• Nine recruits take the oath of enlistment during a cermony at the Times Square Recruiting Station, New York City, Oct. 1.

    Oath of Enlistment

    Nine recruits take the oath of enlistment during a cermony at the Times Square Recruiting Station, New York City, Oct. 1.

  • Secretary of the Army Pete Geren talks with a future enlistee prior to a swearing-in ceremony in front of the Times Square Recruiting Station in New York City.

    SecArmy greets recruits

    Secretary of the Army Pete Geren talks with a future enlistee prior to a swearing-in ceremony in front of the Times Square Recruiting Station in New York City.

NEW YORK (Army News Service, Oct. 1, 2008) - Secretary of the Army Pete Geren presided over a ceremony Wednesday morning in which nine future Soldiers took the oath of enlistment as part of celebrating the all-volunteer Army's anticipated success in achieving its recruiting goal.

The Active Army recruiting goal for the fiscal year that ended Tuesday was 80,000 Soldiers and the final recruiting numbers achieved will be released by the Department of Defense later this month, officials said.

Gen. William S. Wallace, commander of the Army's Training and Doctrine Command, administered the oath to the recruits at 9:30 a.m. outside New York's Times Square Armed Forces Recruiting Station.

"I'm excited about taking the first step toward wearing the Army uniform, and about all the future opportunities - training, career growth and service to my country - that the Army offers," said future Soldier and New York area resident Yosero Kim. "I truly believe the Army will transform my life and give me the leadership I need to succeed."

Secretary Geren thanked the future Soldiers' families for standing behind their commitment to helping strengthen the most qualified and effective land power in the world.

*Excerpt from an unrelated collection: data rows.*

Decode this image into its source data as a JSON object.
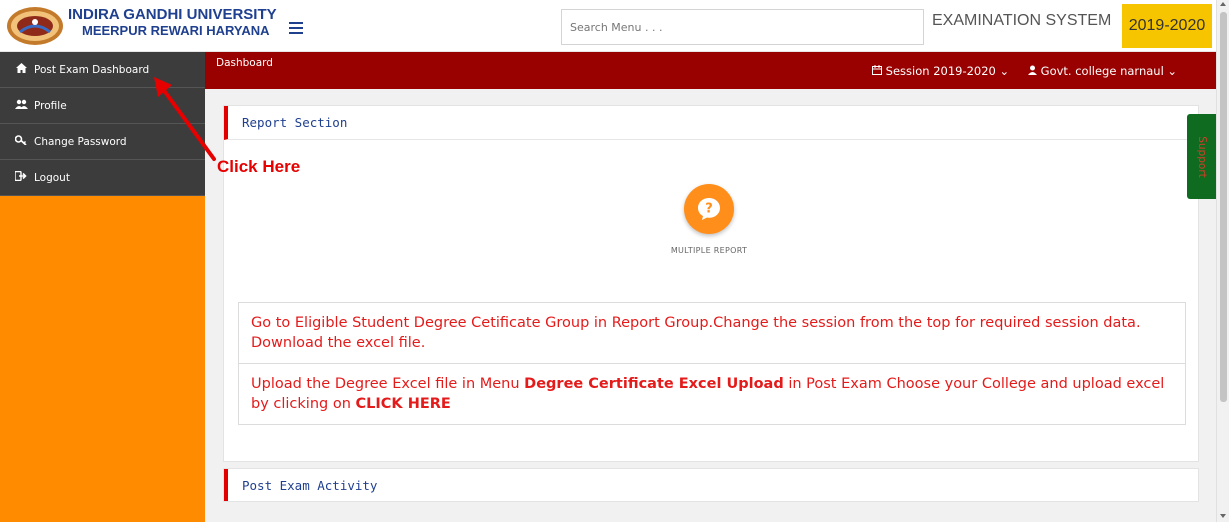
{
  "header": {
    "university_line1": "INDIRA GANDHI UNIVERSITY",
    "university_line2": "MEERPUR REWARI HARYANA",
    "search_placeholder": "Search Menu . . .",
    "system_title": "EXAMINATION SYSTEM",
    "year": "2019-2020",
    "year_color": "#f6c500"
  },
  "sidebar": {
    "items": [
      {
        "label": "Post Exam Dashboard",
        "icon": "home-icon"
      },
      {
        "label": "Profile",
        "icon": "users-icon"
      },
      {
        "label": "Change Password",
        "icon": "key-icon"
      },
      {
        "label": "Logout",
        "icon": "sign-out-icon"
      }
    ],
    "bg_color": "#ff8c00"
  },
  "topbar": {
    "breadcrumb": "Dashboard",
    "session_label": "Session 2019-2020",
    "user_label": "Govt. college narnaul",
    "bg_color": "#990000"
  },
  "report_section": {
    "title": "Report Section",
    "button_label": "MULTIPLE REPORT",
    "note1": "Go to Eligible Student Degree Cetificate Group in Report Group.Change the session from the top for required session data. Download the excel file.",
    "note2_pre": "Upload the Degree Excel file in Menu ",
    "note2_bold1": "Degree Certificate Excel Upload",
    "note2_mid": " in Post Exam Choose your College and upload excel by clicking on ",
    "note2_bold2": "CLICK HERE"
  },
  "post_exam_activity": {
    "title": "Post Exam Activity"
  },
  "support_tab": {
    "label": "Support"
  },
  "annotation": {
    "text": "Click Here",
    "color": "#e60000"
  }
}
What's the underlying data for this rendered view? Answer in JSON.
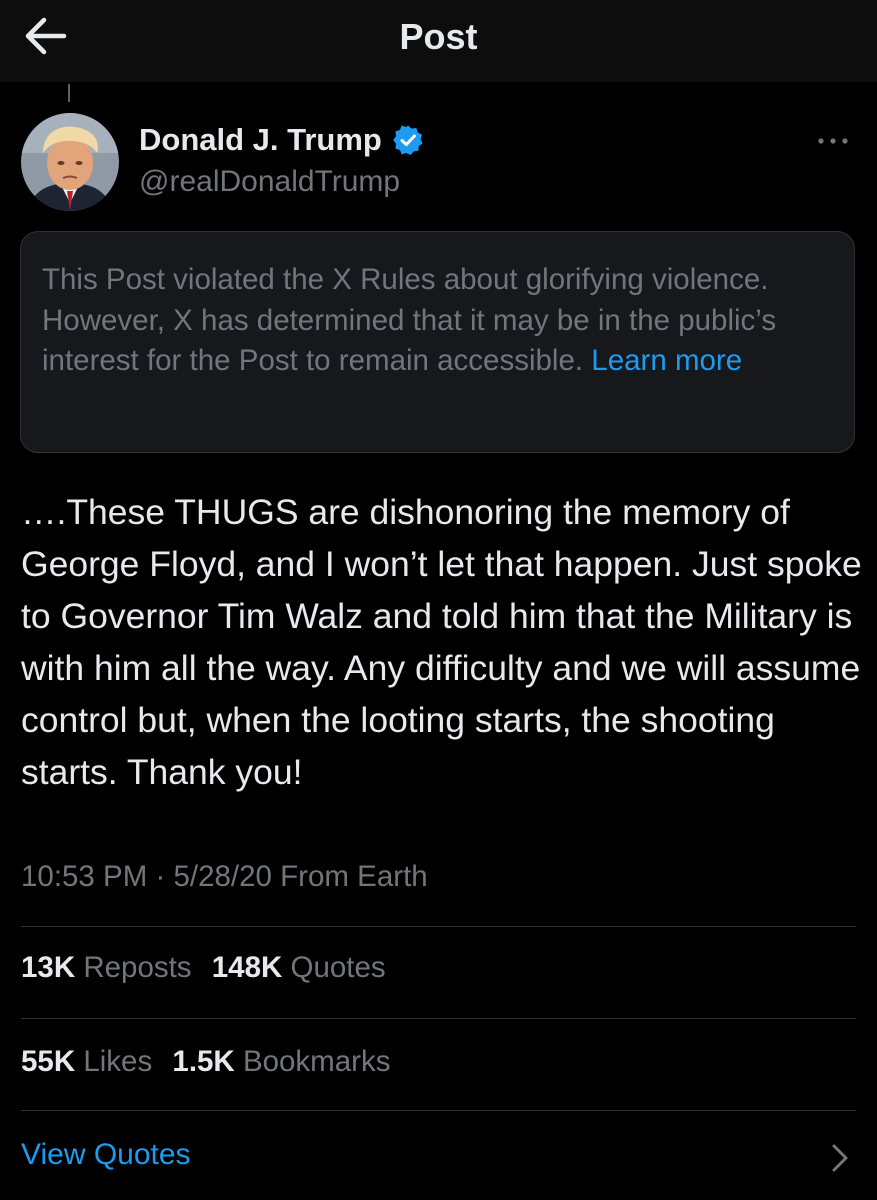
{
  "header": {
    "title": "Post",
    "back_icon": "arrow-left-icon"
  },
  "author": {
    "name": "Donald J. Trump",
    "handle": "@realDonaldTrump",
    "verified": true,
    "verified_icon": "verified-badge-icon",
    "avatar_icon": "avatar-portrait",
    "more_icon": "more-options-icon"
  },
  "notice": {
    "text": "This Post violated the X Rules about glorifying violence. However, X has determined that it may be in the public’s interest for the Post to remain accessible.",
    "link_label": "Learn more"
  },
  "post": {
    "text": "….These THUGS are dishonoring the memory of George Floyd, and I won’t let that happen. Just spoke to Governor Tim Walz and told him that the Military is with him all the way. Any difficulty and we will assume control but, when the looting starts, the shooting starts. Thank you!"
  },
  "meta": {
    "time": "10:53 PM",
    "separator": "·",
    "date": "5/28/20",
    "source": "From Earth"
  },
  "stats_row1": [
    {
      "count": "13K",
      "label": "Reposts"
    },
    {
      "count": "148K",
      "label": "Quotes"
    }
  ],
  "stats_row2": [
    {
      "count": "55K",
      "label": "Likes"
    },
    {
      "count": "1.5K",
      "label": "Bookmarks"
    }
  ],
  "view_quotes": {
    "label": "View Quotes",
    "icon": "chevron-right-icon"
  },
  "colors": {
    "background": "#000000",
    "accent": "#1d9bf0",
    "muted": "#71767b",
    "text": "#e7e9ea",
    "border": "#2f3336"
  }
}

While final figures are not available, the total Army - Active, Reserve and National Guard - is postured to meet recruiting goals for the year.

As an example, the Army reported the highest recruitment of high school seniors in five years. Soldier re-enlistment rates also continue to exceed goals.

"We are proud of the men and women who step forward in the middle of a war and raise their hand to serve," said Secretary of the Army Pete Geren. "That tells you a lot about the character of those men and women, about their patriotism, about their commitment. They are the strength of
our nation."

Along with the new enlistees, a group of outstanding Soldiers who represented Army "Faces of Strength" participated in the ceremony. They signified what young men and women become after being immersed in the Army training and value system. These Soldiers included decorated war veterans, an Olympic athlete, the Army's two top Drill Sergeants of the Year and the Non-Commissioned Officer of the Year.

One of the Army's exceptional civilian employees also participated, representing the role civilians have in recruiting, transforming recruits into Soldiers, and in the Army's overall success.

"These men and women are joining an elite force of well-trained and disciplined Soldiers who make up the backbone of our nation's defense," said Sgt. 1st Class Michael Noland. "They will also receive financial assistance to advance their education by serving in the Army."

Noland, a member of the Army Reserve's 95th Division (Training) based out of Oklahoma City, was recently honored as one of the Army's Drill Sergeants of the Year.

The Army faces the most challenging recruiting environment since the military became all-volunteer more than 35 years ago, officials said. Only three out of 10 Americans aged 17 to 24 qualify for military service. The rest do not meet the Army's standards for health, education or character.

Page last updated Fri July 22nd, 2011 at 12:16